- Grant Total: $110,078,488
- Grant Committed: $108,512,458
- Grant Expended: $108,512,458
- Signed: July 5, 2005
- Entry Into Force: October 18, 2005
- Completed: October 17, 2010
In July 2005, the Millennium Challenge Corporation signed a five-year, $110 million compact with the Government of Cape Verde aimed at contributing to the transformation of their economy from aid-dependency to sustainable, private-sector led growth. The strategic investments in three projects will improve the country’s investment climate and reform the financial sector; improve infrastructure to support increased economic activity and provide access to markets, employment, and social services; increase agricultural productivity and raise the income of the rural population; and carry out some key policy reforms needed for sustained economic growth. The compact in Cape Verde entered into force (EIF) in October 2005, formally initiating the five-year timeline for project implementation. The compact closed out in October 2010.
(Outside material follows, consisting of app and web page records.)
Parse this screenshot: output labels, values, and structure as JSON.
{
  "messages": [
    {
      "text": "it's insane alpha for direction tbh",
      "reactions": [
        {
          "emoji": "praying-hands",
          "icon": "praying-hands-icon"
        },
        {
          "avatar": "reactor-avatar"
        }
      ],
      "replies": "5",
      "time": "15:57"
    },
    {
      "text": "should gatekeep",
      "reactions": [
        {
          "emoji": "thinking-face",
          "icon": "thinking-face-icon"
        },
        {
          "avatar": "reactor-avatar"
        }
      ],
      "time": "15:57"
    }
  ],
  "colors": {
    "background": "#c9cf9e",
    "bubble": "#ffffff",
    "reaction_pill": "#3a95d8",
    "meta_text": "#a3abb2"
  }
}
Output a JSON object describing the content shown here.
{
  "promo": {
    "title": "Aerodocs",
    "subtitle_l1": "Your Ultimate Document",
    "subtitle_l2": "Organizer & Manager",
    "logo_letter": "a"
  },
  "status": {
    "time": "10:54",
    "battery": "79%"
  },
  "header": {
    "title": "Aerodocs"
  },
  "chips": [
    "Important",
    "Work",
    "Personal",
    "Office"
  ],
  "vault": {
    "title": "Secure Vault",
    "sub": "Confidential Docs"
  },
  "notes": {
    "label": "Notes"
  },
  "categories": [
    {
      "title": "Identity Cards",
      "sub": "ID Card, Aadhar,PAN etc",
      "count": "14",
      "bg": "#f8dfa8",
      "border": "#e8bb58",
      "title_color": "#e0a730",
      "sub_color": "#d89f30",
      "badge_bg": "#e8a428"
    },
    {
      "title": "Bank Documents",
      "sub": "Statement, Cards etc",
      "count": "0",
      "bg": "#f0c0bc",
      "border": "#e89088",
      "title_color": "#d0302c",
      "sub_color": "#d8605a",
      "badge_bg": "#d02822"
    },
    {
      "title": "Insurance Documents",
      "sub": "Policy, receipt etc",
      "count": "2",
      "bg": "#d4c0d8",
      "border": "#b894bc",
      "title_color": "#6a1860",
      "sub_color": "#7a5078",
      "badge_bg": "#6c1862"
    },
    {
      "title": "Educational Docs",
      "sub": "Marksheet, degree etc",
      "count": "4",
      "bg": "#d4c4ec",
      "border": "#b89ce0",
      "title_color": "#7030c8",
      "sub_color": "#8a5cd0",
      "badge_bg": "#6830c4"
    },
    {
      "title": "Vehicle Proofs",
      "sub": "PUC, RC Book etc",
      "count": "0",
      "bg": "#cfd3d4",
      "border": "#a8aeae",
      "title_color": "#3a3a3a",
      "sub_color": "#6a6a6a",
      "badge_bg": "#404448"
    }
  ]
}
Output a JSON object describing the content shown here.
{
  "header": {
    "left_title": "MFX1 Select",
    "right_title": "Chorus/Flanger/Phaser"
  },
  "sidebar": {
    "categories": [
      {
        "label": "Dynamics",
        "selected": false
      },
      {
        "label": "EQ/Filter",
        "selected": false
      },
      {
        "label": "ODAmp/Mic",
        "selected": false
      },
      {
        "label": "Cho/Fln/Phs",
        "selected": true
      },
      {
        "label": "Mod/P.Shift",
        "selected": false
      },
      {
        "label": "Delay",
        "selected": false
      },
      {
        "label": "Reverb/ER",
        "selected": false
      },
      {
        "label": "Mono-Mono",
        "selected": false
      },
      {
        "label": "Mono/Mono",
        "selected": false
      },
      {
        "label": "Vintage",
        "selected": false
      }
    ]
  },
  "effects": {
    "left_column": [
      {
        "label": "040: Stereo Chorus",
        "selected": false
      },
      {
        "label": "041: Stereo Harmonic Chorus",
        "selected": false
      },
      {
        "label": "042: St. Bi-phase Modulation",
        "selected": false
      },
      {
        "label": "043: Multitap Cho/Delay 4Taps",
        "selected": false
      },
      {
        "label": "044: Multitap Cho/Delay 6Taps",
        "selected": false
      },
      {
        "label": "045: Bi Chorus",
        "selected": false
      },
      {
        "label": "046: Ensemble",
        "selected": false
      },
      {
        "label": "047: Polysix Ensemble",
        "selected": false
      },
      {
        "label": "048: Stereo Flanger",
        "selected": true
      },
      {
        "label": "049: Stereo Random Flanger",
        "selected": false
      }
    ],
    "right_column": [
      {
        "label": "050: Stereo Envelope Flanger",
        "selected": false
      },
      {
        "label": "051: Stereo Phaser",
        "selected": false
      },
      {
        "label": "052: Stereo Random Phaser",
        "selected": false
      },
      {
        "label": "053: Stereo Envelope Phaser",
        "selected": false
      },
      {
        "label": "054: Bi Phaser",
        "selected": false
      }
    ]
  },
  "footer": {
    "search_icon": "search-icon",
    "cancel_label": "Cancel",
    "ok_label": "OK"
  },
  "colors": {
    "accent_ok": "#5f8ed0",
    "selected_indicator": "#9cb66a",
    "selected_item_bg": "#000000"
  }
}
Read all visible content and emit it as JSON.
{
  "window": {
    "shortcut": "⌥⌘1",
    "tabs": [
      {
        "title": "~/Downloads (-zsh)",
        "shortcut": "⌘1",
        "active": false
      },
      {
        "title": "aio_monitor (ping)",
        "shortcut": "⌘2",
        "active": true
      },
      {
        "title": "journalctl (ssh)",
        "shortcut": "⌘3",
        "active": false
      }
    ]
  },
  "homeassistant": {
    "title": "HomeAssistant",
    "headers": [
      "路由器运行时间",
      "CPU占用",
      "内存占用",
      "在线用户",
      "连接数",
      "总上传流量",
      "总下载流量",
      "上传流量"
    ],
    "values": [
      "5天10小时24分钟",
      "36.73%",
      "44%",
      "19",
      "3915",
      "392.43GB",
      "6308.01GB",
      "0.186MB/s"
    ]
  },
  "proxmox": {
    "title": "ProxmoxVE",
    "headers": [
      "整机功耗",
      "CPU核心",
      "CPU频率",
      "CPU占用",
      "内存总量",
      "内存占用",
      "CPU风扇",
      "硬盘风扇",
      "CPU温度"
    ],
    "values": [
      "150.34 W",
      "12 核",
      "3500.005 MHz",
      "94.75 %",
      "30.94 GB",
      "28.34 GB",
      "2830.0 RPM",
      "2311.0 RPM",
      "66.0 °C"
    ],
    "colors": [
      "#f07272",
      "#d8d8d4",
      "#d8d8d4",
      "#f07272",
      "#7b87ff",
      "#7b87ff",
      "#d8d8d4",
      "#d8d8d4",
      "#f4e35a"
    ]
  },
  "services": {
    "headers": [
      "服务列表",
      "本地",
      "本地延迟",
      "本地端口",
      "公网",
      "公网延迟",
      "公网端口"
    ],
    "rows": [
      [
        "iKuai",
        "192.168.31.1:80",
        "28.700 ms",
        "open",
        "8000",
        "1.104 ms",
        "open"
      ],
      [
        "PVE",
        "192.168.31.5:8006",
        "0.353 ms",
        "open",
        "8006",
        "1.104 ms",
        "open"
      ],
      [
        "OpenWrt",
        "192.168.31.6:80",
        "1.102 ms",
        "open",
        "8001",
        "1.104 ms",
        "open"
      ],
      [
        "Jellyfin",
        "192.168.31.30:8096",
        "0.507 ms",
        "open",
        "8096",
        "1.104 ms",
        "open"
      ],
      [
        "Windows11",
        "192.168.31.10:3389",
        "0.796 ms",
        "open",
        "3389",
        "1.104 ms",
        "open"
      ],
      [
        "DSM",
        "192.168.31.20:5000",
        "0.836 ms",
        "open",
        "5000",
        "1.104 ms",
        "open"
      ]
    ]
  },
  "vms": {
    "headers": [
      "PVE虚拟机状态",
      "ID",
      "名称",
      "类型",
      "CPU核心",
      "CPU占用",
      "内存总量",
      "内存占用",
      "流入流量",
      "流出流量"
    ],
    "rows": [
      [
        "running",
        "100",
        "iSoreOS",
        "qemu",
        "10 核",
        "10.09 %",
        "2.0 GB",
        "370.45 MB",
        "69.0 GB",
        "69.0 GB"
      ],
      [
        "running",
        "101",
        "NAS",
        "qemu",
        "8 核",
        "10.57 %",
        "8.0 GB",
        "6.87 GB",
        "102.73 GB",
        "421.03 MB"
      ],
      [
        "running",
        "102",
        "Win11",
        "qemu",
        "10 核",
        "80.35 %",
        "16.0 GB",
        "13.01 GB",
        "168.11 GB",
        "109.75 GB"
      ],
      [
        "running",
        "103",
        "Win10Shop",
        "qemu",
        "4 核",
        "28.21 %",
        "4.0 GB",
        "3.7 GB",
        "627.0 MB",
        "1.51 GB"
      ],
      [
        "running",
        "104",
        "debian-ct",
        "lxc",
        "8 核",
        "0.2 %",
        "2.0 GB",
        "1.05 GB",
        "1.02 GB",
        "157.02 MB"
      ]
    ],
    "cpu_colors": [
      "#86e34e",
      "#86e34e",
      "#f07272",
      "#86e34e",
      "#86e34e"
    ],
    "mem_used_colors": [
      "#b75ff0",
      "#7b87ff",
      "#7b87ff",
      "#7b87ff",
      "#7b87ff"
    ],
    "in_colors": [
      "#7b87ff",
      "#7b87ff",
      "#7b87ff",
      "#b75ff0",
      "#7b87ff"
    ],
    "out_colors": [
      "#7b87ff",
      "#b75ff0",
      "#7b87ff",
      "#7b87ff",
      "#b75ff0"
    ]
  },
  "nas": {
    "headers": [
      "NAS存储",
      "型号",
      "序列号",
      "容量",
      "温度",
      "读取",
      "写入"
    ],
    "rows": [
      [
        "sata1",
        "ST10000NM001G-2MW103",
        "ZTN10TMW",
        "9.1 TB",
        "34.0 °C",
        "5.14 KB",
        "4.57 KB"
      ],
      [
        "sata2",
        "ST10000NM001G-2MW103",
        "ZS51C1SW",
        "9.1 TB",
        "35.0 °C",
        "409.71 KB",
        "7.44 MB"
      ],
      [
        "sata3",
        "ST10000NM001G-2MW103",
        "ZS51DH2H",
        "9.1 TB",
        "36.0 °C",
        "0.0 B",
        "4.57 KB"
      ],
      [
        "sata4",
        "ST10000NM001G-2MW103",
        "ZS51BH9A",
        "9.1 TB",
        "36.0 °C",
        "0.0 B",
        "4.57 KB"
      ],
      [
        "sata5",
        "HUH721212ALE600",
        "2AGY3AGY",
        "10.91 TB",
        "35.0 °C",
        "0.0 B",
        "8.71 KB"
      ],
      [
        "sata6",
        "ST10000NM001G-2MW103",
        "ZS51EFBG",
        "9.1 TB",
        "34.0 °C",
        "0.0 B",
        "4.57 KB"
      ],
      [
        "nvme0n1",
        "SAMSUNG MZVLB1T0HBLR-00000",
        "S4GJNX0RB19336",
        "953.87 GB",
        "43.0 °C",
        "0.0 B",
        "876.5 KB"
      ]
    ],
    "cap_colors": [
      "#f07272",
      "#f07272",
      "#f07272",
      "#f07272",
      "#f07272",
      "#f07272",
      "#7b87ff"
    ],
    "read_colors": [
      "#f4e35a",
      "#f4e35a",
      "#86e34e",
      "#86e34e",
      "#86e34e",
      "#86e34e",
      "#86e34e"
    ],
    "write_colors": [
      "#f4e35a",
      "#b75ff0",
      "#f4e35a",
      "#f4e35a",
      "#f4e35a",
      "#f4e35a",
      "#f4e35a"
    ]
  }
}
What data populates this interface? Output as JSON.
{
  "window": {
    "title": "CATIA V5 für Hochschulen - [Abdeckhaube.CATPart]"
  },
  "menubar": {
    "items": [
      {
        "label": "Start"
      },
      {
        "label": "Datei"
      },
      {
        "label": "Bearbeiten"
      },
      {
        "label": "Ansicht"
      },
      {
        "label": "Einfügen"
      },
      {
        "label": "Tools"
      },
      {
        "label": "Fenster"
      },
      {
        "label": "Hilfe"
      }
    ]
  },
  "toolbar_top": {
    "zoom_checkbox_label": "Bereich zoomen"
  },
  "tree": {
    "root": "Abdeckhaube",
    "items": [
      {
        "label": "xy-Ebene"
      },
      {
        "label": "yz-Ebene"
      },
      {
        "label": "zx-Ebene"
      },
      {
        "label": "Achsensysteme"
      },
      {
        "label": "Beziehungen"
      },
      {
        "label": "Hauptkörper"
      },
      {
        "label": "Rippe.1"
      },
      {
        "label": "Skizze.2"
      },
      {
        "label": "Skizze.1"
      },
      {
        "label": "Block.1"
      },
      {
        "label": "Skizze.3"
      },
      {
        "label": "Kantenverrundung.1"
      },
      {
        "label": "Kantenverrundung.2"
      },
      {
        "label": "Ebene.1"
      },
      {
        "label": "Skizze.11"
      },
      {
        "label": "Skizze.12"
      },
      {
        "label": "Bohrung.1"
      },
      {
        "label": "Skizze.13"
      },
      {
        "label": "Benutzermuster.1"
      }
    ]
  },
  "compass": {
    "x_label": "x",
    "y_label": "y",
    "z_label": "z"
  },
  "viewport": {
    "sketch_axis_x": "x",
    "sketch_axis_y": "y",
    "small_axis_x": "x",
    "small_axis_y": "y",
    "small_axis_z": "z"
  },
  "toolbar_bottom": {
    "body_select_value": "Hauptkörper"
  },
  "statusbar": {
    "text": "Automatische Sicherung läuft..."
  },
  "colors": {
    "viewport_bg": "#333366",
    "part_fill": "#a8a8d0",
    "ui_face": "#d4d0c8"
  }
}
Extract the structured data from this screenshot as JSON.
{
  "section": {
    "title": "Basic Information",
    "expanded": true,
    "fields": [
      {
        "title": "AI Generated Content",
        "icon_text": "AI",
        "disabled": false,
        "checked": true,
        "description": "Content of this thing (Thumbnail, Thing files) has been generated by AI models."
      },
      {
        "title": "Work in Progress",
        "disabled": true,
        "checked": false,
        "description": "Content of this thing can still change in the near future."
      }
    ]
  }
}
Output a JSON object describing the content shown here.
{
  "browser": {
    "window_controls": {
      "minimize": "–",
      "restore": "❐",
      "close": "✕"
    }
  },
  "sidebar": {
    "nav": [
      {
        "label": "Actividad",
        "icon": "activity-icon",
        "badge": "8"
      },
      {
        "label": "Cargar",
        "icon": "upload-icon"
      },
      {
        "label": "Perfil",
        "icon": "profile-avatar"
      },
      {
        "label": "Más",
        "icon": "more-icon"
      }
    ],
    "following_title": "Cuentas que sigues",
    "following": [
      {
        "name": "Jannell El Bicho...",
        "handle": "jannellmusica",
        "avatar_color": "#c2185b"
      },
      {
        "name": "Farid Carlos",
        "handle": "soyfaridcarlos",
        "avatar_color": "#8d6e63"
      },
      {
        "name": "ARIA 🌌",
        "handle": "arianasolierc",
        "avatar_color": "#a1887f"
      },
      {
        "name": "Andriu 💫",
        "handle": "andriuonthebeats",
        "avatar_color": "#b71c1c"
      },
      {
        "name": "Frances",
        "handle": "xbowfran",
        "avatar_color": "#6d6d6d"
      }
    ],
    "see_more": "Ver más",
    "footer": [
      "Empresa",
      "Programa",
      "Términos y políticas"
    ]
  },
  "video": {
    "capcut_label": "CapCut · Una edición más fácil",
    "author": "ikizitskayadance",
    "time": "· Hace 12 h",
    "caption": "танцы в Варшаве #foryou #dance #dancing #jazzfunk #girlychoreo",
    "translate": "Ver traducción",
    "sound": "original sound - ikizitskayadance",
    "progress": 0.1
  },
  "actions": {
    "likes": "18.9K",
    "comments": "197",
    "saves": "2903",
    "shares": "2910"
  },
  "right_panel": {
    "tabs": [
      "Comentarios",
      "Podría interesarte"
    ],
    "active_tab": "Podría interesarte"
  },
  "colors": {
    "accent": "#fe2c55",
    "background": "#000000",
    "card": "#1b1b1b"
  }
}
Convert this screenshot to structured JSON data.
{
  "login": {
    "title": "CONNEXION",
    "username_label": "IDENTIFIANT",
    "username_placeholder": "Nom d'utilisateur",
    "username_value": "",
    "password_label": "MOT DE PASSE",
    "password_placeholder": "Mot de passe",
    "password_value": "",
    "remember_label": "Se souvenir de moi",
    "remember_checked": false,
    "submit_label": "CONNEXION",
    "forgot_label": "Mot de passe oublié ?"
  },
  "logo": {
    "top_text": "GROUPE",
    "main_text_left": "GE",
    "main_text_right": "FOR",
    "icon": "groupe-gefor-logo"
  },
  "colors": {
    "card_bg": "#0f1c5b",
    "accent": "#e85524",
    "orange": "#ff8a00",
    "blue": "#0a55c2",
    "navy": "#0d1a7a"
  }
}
Cape Verde was selected as eligible to develop a second MCC compact on December 9, 2009.
Develop the private sector by reducing obstacles to private sector investment and reforming the financial sector
- Remove constraints to private sector investment through policy reforms such as the creation of a commercial credit information bureau:
- Enable the Government of Cape Verde to make reforms in the financial sector to help increase access to financial services, especially microfinance, and expand access to the primary market for government securities; and
- Strengthen microfinance institutions so they may become sustainable.
Integrate internal markets and reduce transportation costs by improving transportation networks through road and bridge infrastructure on the islands of Santiago and Santo Antão and upgrading the Port of Praia
- Invest in roads and small bridges to ensure improved transportation links to social services, employment opportunities, local markets, and ports and airports; and
- Make improvements to the Port of Praia, which handles half of the island nation’s cargo, including construction of new facilities and installation of new security equipment.
Increase agricultural productivity on the islands of Santo Antão, Fogo, and São Nicolau by improving water management and soil conservation, strengthening agribusiness development services, and increasing access to credit and capacity of financial institutions
- Increase the capture, storage and distribution of rainfall water; and
- Mobilize agricultural support activities such as marketing, applied research, pest-control, training and extension services, and credit.